Segment Start: Extracted material

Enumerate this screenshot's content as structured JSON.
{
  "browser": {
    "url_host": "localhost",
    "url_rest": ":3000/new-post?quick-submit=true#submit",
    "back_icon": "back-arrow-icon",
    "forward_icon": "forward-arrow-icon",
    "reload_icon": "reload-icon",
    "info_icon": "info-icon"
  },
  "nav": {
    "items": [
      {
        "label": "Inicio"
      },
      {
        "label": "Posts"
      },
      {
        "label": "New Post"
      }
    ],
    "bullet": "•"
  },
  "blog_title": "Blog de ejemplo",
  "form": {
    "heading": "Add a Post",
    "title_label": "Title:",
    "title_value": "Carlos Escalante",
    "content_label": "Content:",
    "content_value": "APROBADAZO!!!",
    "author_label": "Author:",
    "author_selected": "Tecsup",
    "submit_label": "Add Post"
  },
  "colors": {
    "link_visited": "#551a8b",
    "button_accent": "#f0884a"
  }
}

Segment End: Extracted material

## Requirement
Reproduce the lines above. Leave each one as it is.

## Task solution
Enumerate this screenshot's content as structured JSON.
{
  "browser": {
    "url_host": "localhost",
    "url_rest": ":3000/new-post?quick-submit=true#submit",
    "back_icon": "back-arrow-icon",
    "forward_icon": "forward-arrow-icon",
    "reload_icon": "reload-icon",
    "info_icon": "info-icon"
  },
  "nav": {
    "items": [
      {
        "label": "Inicio"
      },
      {
        "label": "Posts"
      },
      {
        "label": "New Post"
      }
    ],
    "bullet": "•"
  },
  "blog_title": "Blog de ejemplo",
  "form": {
    "heading": "Add a Post",
    "title_label": "Title:",
    "title_value": "Carlos Escalante",
    "content_label": "Content:",
    "content_value": "APROBADAZO!!!",
    "author_label": "Author:",
    "author_selected": "Tecsup",
    "submit_label": "Add Post"
  },
  "colors": {
    "link_visited": "#551a8b",
    "button_accent": "#f0884a"
  }
}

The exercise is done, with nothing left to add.